- In the document, select the text or image that you want to create the link from
- On the Property Inspector, drag-and-drop the Point-To-File icon over the anchor icon
- On the Property Inspector, in the Link box, type a hash sign (#) followed by the name of the anchor, for example #Home
Note: If the anchor is in another document, type the path to the file, followed by the hash sign (#) and anchor name, for example, Home.htm#Home.
Note: Anchor names are case sensitive.
External links point to a document outside the current site. The most common use of external links is to link to other websites and to email addresses.
To create a link to a page on the world wide web
- Type the page's URL into the Link box (for example, http://www.courseware.co.uk/)
The URL must include the service type (http:// - this indicates the document is a web page). You can enter a domain name only or specify a page (for example, http://www.courseware.co.uk/ecdl.htm).

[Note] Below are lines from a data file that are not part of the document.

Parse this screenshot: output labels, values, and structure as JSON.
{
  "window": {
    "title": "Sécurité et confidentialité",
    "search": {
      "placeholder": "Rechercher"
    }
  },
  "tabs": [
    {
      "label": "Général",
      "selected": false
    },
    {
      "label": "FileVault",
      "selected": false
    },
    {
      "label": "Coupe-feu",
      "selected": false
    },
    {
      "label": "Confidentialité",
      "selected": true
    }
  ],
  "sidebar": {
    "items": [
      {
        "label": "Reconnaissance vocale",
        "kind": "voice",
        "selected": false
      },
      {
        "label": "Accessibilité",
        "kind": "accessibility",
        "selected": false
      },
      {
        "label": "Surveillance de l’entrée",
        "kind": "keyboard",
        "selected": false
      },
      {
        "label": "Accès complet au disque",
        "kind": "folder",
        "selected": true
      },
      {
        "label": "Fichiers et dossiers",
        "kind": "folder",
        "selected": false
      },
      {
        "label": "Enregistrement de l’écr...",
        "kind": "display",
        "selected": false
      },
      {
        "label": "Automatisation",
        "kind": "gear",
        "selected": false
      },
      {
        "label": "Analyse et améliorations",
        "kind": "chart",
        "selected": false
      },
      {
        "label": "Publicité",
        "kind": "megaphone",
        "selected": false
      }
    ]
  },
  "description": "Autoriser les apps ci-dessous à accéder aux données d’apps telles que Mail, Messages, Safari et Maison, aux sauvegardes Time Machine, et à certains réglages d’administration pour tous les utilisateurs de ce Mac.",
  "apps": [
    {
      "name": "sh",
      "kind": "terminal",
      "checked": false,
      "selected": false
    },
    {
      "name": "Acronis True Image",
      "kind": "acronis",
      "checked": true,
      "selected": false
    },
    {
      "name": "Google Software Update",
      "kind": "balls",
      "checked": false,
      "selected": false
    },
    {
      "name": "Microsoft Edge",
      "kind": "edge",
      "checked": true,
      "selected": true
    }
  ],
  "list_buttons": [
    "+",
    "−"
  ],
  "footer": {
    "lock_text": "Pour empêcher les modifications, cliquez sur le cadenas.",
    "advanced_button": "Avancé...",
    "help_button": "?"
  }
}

Tip: You can find the URL of a page by browsing to the site using your web browser then copying and pasting the text in the address bar to the Link box.
To create a link to an e-mail address
An email link points to an internet email address (these are of the form name@host_name - for example, firstname.lastname@example.org). When the user follows the link, a new mail message is opened with the address filled in already.
- Select the text or the image that you want displayed as the email link
- From the Insert menu, select E-Mail Link...
The Insert Email Link box is displayed.
Insert Email Link box
- The Text: box will show the text you selected - you can modify it here if necessary
- In the E-Mail: box, type the email address that the message should be addressed to
- Click OK
The e-mail link is displayed in the document.
To create an email link using the Property Inspector
- Select the text or the image to display as the link
- On the Property Inspector, in the Link box, type mailto: followed by the email address
Note: Do not type any spaces between the colon and the e-mail address. For example, type mailto:email@example.com
| DISCLAIMER: The content provided in this article is not warranted or guaranteed by Developer Shed, Inc. The content provided is intended for entertainment and/or educational purposes in order to introduce to the reader key ideas, concepts, and/or product reviews. As such it is incumbent upon the reader to employ real-world tactics for security and implementation of best practices. We are not liable for any negative consequences that may result from implementing any information covered in our articles or tutorials. If this is a hardware review, it is not recommended to open and/or modify your hardware. |
More Web Development Articles
More By Developer Shed